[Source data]

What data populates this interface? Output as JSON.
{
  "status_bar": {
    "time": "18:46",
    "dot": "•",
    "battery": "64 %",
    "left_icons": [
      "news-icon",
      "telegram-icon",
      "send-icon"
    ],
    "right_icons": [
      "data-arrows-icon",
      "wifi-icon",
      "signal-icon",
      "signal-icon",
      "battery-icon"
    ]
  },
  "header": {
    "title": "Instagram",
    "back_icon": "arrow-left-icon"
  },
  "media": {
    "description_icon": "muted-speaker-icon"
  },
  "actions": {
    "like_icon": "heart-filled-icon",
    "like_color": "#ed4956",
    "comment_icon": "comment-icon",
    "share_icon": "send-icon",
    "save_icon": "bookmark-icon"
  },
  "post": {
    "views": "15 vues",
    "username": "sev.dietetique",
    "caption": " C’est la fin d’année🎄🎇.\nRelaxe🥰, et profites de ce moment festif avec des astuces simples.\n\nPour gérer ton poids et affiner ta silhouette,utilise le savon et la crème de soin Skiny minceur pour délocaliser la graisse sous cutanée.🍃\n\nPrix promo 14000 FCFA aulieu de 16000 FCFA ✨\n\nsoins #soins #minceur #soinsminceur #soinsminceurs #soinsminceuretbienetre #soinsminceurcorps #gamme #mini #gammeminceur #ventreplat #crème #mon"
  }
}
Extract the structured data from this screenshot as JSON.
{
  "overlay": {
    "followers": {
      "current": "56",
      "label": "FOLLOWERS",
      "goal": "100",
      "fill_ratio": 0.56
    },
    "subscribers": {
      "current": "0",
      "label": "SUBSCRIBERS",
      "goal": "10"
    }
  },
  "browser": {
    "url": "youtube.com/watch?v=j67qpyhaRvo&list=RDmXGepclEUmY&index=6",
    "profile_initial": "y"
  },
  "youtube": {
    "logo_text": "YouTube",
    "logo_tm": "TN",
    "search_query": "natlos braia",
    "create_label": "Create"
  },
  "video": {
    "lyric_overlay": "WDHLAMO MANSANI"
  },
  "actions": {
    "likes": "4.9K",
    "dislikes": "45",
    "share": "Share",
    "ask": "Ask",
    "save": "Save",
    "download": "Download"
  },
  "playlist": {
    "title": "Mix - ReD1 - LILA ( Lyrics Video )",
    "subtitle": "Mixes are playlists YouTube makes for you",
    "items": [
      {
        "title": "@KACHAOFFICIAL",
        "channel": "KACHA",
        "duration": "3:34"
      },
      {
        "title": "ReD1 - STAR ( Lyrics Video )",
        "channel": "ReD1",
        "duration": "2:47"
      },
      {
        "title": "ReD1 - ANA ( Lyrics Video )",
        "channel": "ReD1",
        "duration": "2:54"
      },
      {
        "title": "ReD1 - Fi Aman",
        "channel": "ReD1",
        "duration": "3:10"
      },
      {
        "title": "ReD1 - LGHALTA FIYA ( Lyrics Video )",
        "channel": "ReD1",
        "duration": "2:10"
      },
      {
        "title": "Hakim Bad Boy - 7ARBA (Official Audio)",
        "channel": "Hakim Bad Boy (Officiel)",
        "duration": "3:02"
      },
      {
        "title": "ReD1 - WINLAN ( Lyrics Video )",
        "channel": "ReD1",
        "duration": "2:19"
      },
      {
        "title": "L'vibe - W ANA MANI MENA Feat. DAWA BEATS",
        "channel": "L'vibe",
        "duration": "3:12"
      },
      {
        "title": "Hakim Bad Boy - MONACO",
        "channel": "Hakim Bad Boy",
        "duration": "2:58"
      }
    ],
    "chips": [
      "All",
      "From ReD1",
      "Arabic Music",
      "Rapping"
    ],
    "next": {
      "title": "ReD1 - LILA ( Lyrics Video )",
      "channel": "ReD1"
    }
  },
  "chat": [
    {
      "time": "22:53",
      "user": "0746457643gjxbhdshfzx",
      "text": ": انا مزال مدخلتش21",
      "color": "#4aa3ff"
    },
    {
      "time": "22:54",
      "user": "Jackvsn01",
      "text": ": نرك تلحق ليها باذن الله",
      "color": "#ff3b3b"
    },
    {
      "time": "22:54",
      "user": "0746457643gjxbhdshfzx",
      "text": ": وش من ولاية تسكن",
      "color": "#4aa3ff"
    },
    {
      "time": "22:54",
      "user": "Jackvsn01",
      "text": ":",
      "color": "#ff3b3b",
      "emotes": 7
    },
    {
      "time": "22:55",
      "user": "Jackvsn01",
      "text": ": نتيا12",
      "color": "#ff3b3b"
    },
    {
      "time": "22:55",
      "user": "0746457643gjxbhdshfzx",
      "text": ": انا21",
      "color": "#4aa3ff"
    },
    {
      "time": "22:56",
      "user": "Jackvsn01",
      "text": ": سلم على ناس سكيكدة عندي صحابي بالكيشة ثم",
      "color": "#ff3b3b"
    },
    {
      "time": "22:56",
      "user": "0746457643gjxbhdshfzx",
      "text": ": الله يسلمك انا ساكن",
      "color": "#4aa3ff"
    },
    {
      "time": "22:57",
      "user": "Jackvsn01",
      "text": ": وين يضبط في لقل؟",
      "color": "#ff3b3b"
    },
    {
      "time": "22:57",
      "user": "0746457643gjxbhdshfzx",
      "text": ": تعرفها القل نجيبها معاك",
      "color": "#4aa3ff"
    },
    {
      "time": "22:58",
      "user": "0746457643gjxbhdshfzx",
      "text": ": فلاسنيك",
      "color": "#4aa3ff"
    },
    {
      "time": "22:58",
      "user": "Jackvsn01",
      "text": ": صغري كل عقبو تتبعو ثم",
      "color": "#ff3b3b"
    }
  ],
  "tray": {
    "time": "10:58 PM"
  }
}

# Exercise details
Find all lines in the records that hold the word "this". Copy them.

# Solved exercise
What data populates this interface? Output as JSON.
Extract the structured data from this screenshot as JSON.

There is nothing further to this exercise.